Most are omnivores and have no religious or moral objection to eating meat of any kind, though some fast on Fridays or during Lent mainly for spiritual reasons. Some Christians are vegetarian, and exclude fish, flesh and fowl. Some are vegan, and exclude fish, flesh and fowl, all dairy produce, eggs and honey. Catholics may observe several feast and fast days during the year. They include Christmas, Easter, the Annunciation, Palm Sunday, the Ascension and Pentecost Sunday. The only feast days common to most Protestant and Reformed traditions are Christmas and Easter. Fasting is usually for spiritual reasons such as teaching control of desires, or as a penance for sin. Some Christians now advocate vegetarianism during Lent for the same spiritual reasons.


Food customs are based on the concepts of purity and pollution. Bad food habits are supposed to stop an individual reaching mental, physical and spiritual purity. The main restriction is on eating beef. The cow is regarded as sacred and cannot be eaten. Food that has an “ugly form” is forbidden, for example snails, heads of snakes, crabs and ducks. Many Hindus are vegetarian. Many adhere to the concept of Ahimsa – avoiding inflicting pain on animals and so do not eat them. Pious Hindus will also avoid “over stimulating” foods such as garlic, onions and red-coloured (blood coloured) foods such as tomatoes or red lentils.


Dietary practice is fundamentally about obeying God. All believers obey God by eating the allowed foods (halal) and avoiding the forbidden foods (haram) which are mentioned in the Qur’an. It is God’s commandments that are crucial; the health benefits are secondary. Reciting the name of God (Allah) before eating and thanking God after finishing are the key activities. It is a good thing to eat with the right hand in company. Muslims must pronounce the name of Allah on all animals while slaughtering. Pork, any porcine substance and lard are prohibited. There are other restrictions on diet including:-

  • Gelatine from non-halal meat
  • Meat that is not slaughtered in the prescribed Islamic way
  • Any food or drink with alcohol
  • Blood – direct and indirect

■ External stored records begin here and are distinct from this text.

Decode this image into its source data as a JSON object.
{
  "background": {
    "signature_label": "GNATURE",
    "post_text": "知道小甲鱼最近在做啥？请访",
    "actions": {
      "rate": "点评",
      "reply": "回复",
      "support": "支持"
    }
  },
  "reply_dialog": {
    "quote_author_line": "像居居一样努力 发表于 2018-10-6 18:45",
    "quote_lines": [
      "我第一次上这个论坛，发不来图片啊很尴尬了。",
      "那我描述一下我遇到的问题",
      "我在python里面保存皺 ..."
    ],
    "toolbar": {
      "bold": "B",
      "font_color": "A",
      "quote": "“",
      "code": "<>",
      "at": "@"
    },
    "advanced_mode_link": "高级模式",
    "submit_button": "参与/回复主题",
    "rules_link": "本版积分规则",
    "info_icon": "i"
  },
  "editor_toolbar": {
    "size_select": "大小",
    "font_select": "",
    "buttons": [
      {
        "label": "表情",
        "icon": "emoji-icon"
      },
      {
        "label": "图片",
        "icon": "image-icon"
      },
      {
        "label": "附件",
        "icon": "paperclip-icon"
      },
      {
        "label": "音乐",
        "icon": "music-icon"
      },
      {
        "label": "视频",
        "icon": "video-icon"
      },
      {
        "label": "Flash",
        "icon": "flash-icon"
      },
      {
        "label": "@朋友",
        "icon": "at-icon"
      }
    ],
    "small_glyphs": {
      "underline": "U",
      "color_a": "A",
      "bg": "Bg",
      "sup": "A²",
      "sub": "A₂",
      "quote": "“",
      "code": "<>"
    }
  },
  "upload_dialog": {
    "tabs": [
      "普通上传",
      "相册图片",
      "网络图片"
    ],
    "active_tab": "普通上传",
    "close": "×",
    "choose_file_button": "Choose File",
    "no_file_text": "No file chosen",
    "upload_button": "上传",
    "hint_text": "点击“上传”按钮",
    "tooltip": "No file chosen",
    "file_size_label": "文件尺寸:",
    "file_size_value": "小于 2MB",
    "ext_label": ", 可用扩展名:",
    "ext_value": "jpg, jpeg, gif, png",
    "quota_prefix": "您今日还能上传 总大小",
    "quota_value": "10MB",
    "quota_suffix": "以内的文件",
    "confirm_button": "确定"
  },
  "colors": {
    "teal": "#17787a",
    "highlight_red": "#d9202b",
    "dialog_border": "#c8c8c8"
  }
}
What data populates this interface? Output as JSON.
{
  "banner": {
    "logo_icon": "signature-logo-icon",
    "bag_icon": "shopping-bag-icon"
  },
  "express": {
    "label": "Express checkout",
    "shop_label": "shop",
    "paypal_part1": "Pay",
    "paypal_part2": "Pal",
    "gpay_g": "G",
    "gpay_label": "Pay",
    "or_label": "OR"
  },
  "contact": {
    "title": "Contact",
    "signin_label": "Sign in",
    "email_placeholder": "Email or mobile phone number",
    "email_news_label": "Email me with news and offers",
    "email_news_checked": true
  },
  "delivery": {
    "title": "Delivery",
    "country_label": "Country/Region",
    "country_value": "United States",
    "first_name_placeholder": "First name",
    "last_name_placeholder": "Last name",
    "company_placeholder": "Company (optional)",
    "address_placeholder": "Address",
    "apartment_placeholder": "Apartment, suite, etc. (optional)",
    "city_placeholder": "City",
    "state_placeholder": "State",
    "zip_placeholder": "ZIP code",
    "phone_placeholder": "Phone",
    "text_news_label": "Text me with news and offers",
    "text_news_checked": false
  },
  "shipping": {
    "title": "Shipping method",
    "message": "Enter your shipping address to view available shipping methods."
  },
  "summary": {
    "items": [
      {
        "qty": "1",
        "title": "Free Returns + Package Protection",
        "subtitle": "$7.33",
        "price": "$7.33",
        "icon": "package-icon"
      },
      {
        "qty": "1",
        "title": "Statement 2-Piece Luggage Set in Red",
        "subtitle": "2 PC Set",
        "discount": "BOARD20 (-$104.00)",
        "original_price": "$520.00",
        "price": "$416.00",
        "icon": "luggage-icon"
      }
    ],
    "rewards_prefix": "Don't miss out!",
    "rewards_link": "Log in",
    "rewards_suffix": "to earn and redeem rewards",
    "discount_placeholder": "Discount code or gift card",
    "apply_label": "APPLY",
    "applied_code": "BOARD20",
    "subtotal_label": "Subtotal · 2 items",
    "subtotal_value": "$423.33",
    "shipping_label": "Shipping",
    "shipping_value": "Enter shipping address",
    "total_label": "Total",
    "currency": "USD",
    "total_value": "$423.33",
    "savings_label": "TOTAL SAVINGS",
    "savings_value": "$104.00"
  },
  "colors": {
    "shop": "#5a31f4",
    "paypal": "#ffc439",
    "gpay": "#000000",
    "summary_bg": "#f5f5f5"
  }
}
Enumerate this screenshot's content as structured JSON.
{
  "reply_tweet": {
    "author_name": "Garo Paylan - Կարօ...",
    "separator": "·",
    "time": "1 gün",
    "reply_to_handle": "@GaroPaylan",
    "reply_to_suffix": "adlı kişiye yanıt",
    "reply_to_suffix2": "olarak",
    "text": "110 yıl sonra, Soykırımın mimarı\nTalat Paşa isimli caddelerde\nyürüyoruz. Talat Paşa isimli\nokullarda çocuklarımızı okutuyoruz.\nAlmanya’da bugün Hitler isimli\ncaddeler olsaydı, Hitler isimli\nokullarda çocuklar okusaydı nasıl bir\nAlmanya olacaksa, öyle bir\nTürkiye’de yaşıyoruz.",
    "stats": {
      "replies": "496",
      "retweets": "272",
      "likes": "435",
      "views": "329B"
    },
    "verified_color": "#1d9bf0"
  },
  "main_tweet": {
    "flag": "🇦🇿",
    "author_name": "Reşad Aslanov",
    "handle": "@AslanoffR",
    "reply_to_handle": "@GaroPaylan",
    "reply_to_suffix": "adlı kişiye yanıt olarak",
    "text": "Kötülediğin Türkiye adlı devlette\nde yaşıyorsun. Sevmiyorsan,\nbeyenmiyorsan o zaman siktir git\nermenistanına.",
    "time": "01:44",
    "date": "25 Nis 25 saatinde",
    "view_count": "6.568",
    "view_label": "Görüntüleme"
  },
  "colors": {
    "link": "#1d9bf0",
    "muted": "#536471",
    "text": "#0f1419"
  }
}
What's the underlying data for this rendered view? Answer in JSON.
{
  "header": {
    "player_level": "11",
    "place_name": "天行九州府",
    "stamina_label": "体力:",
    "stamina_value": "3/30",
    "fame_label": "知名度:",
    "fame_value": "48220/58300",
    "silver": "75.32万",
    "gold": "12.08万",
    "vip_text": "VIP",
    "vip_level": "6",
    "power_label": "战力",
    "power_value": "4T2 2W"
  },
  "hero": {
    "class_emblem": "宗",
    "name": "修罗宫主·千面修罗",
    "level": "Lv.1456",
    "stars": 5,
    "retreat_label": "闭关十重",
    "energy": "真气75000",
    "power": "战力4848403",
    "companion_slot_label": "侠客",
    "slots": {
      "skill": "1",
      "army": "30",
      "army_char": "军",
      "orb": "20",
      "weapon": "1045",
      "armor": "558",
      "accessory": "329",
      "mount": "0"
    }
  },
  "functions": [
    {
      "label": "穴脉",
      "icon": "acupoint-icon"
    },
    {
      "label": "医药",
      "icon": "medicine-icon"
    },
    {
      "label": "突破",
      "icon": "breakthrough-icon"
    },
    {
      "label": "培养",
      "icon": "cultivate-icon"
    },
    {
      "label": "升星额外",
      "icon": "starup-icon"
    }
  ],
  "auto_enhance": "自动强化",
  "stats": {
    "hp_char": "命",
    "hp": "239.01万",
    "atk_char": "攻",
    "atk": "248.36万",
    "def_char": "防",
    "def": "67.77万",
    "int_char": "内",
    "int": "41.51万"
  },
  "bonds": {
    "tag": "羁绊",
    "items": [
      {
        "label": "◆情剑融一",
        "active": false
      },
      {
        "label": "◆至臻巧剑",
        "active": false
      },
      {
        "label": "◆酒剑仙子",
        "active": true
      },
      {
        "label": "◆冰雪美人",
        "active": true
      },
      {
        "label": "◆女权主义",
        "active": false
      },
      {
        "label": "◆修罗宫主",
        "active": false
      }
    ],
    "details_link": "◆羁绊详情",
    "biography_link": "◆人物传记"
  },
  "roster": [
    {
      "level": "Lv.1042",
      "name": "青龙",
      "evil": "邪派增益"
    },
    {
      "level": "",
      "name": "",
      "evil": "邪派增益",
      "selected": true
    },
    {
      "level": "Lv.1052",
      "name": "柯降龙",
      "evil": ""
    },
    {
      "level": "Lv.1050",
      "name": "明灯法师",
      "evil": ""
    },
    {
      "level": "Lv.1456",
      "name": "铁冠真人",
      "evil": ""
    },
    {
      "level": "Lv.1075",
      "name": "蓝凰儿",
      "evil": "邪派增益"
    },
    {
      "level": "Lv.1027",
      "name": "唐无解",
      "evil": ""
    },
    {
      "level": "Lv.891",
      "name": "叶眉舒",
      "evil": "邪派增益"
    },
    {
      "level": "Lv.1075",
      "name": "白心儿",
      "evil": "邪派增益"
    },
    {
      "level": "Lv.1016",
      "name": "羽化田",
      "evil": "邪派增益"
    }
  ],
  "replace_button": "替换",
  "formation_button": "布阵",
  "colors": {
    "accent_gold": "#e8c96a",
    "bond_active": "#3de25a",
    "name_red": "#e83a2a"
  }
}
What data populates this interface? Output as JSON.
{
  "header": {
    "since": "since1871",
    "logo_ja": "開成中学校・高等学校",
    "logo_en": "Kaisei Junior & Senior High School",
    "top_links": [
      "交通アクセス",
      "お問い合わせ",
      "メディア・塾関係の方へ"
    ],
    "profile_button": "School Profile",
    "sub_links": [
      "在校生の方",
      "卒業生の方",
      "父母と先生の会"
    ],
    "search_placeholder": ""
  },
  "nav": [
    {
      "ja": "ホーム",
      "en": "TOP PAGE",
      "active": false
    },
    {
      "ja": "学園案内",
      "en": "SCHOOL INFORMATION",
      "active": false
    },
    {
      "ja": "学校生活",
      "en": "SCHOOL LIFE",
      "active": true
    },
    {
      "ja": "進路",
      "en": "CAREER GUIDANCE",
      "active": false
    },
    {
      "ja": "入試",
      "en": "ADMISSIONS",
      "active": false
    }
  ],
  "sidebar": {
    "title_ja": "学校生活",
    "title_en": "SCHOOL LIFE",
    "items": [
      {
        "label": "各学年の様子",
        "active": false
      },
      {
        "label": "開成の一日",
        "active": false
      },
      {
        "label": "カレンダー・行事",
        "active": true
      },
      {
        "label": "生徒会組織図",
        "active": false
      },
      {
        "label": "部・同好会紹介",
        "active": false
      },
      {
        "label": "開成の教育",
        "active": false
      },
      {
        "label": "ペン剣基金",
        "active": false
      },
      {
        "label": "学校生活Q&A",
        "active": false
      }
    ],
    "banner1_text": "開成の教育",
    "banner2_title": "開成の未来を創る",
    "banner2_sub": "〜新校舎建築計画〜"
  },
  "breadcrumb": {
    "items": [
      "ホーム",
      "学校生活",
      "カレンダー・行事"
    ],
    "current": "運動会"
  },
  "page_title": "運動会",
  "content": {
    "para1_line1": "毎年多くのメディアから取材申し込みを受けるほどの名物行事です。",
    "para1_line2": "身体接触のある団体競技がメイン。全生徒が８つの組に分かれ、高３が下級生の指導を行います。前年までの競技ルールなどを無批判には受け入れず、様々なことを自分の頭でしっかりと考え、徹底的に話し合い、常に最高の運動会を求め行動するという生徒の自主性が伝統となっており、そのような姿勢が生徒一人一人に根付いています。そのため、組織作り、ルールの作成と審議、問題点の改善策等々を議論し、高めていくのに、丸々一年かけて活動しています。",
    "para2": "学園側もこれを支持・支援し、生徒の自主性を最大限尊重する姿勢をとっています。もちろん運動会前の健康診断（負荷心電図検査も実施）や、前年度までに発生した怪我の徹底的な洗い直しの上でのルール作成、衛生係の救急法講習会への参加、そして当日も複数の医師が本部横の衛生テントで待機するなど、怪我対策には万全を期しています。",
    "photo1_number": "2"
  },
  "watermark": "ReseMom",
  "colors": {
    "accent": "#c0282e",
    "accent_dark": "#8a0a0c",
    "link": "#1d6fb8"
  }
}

“Kosher” food refers to a sense of that which is legal and approved. Its use comes from marks of approval given by Rabbis to assure purchasers that food products have been produced in accordance with the Kashrut laws. The Jewish leaders of the early church considered whether the Gentile believers should be instructed to keep the Jewish food laws, but they settled on three recommendations:-

  • Not to eat meat from animals which had been strangled
  • Not to eat the blood
  • Not to eat meat sacrificed to idols

The restriction on pork is the best known law. Fish with scales are clean while other fish and shell fish are not. Jews will not mix meat and milk, either for dishes like Lasagne or following a meat dish with a milk pudding.


Alcohol, tobacco, narcotic or intoxicating drugs are banned substances. Any baptised Sikh who is found to have taken one of these substances will not only have to do a penance in front of their entire community, but may even have to face the shame of being re-baptised all over again to wash away their transgression. For some Sikhs, this prohibition extends to cover all meat and meat products, no matter how the animal is slaughtered. It may even include eggs, fish, milk and other dairy products too. For others, the meaning is much more limited and all meat apart from halal, kosher, beef and pork products may be eaten.